§ **WHAT YOU HAVE TO DO**:
Write out the full listing exactly as it appears below.

---

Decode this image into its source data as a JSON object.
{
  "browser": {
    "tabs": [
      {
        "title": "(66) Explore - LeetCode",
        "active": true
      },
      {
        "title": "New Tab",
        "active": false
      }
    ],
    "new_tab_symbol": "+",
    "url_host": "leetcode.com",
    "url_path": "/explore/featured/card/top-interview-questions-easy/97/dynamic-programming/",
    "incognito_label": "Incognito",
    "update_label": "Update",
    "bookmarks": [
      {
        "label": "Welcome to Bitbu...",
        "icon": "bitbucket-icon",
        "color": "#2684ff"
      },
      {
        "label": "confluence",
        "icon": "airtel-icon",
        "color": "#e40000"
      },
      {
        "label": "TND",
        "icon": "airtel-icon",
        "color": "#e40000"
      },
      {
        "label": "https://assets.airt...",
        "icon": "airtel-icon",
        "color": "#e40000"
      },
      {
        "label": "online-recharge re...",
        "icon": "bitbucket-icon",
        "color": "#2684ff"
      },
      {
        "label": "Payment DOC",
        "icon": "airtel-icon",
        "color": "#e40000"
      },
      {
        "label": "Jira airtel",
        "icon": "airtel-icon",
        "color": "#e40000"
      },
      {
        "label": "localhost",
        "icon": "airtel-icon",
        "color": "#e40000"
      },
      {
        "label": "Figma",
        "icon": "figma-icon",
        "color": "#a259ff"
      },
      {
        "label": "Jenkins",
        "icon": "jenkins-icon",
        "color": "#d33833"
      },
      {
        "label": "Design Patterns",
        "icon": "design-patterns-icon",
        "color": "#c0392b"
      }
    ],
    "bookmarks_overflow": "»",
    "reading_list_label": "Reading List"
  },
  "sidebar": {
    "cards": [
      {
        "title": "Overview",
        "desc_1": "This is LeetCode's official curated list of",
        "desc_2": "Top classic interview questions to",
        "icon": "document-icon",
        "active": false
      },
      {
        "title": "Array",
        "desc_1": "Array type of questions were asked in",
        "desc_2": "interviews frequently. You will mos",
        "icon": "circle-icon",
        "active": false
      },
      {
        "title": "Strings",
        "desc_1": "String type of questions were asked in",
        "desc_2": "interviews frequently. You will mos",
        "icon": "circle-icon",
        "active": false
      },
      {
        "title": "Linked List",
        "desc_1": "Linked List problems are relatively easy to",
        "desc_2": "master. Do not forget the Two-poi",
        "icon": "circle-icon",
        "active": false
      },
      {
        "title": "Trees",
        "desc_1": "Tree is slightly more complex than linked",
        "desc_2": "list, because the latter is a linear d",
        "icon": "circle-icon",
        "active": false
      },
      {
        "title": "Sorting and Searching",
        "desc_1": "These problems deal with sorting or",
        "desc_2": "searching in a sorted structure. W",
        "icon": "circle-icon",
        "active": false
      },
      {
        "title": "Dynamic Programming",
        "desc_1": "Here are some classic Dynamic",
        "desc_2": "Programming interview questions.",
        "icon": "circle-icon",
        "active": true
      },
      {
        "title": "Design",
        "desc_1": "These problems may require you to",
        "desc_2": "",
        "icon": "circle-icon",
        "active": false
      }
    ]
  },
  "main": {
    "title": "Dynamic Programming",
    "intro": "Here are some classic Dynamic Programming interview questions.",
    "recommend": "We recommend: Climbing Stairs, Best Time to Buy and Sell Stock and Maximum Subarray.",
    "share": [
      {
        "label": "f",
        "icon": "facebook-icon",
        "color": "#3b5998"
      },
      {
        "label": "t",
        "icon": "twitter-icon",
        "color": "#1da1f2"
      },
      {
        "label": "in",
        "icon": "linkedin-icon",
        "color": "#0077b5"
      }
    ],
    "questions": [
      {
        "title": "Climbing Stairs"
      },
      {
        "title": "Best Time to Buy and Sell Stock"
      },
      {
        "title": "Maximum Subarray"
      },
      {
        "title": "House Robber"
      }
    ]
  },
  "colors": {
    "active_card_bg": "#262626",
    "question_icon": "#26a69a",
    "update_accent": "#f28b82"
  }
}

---

§ **EXPECTED OUTPUT**:
Decode this image into its source data as a JSON object.
{
  "browser": {
    "tabs": [
      {
        "title": "(66) Explore - LeetCode",
        "active": true
      },
      {
        "title": "New Tab",
        "active": false
      }
    ],
    "new_tab_symbol": "+",
    "url_host": "leetcode.com",
    "url_path": "/explore/featured/card/top-interview-questions-easy/97/dynamic-programming/",
    "incognito_label": "Incognito",
    "update_label": "Update",
    "bookmarks": [
      {
        "label": "Welcome to Bitbu...",
        "icon": "bitbucket-icon",
        "color": "#2684ff"
      },
      {
        "label": "confluence",
        "icon": "airtel-icon",
        "color": "#e40000"
      },
      {
        "label": "TND",
        "icon": "airtel-icon",
        "color": "#e40000"
      },
      {
        "label": "https://assets.airt...",
        "icon": "airtel-icon",
        "color": "#e40000"
      },
      {
        "label": "online-recharge re...",
        "icon": "bitbucket-icon",
        "color": "#2684ff"
      },
      {
        "label": "Payment DOC",
        "icon": "airtel-icon",
        "color": "#e40000"
      },
      {
        "label": "Jira airtel",
        "icon": "airtel-icon",
        "color": "#e40000"
      },
      {
        "label": "localhost",
        "icon": "airtel-icon",
        "color": "#e40000"
      },
      {
        "label": "Figma",
        "icon": "figma-icon",
        "color": "#a259ff"
      },
      {
        "label": "Jenkins",
        "icon": "jenkins-icon",
        "color": "#d33833"
      },
      {
        "label": "Design Patterns",
        "icon": "design-patterns-icon",
        "color": "#c0392b"
      }
    ],
    "bookmarks_overflow": "»",
    "reading_list_label": "Reading List"
  },
  "sidebar": {
    "cards": [
      {
        "title": "Overview",
        "desc_1": "This is LeetCode's official curated list of",
        "desc_2": "Top classic interview questions to",
        "icon": "document-icon",
        "active": false
      },
      {
        "title": "Array",
        "desc_1": "Array type of questions were asked in",
        "desc_2": "interviews frequently. You will mos",
        "icon": "circle-icon",
        "active": false
      },
      {
        "title": "Strings",
        "desc_1": "String type of questions were asked in",
        "desc_2": "interviews frequently. You will mos",
        "icon": "circle-icon",
        "active": false
      },
      {
        "title": "Linked List",
        "desc_1": "Linked List problems are relatively easy to",
        "desc_2": "master. Do not forget the Two-poi",
        "icon": "circle-icon",
        "active": false
      },
      {
        "title": "Trees",
        "desc_1": "Tree is slightly more complex than linked",
        "desc_2": "list, because the latter is a linear d",
        "icon": "circle-icon",
        "active": false
      },
      {
        "title": "Sorting and Searching",
        "desc_1": "These problems deal with sorting or",
        "desc_2": "searching in a sorted structure. W",
        "icon": "circle-icon",
        "active": false
      },
      {
        "title": "Dynamic Programming",
        "desc_1": "Here are some classic Dynamic",
        "desc_2": "Programming interview questions.",
        "icon": "circle-icon",
        "active": true
      },
      {
        "title": "Design",
        "desc_1": "These problems may require you to",
        "desc_2": "",
        "icon": "circle-icon",
        "active": false
      }
    ]
  },
  "main": {
    "title": "Dynamic Programming",
    "intro": "Here are some classic Dynamic Programming interview questions.",
    "recommend": "We recommend: Climbing Stairs, Best Time to Buy and Sell Stock and Maximum Subarray.",
    "share": [
      {
        "label": "f",
        "icon": "facebook-icon",
        "color": "#3b5998"
      },
      {
        "label": "t",
        "icon": "twitter-icon",
        "color": "#1da1f2"
      },
      {
        "label": "in",
        "icon": "linkedin-icon",
        "color": "#0077b5"
      }
    ],
    "questions": [
      {
        "title": "Climbing Stairs"
      },
      {
        "title": "Best Time to Buy and Sell Stock"
      },
      {
        "title": "Maximum Subarray"
      },
      {
        "title": "House Robber"
      }
    ]
  },
  "colors": {
    "active_card_bg": "#262626",
    "question_icon": "#26a69a",
    "update_accent": "#f28b82"
  }
}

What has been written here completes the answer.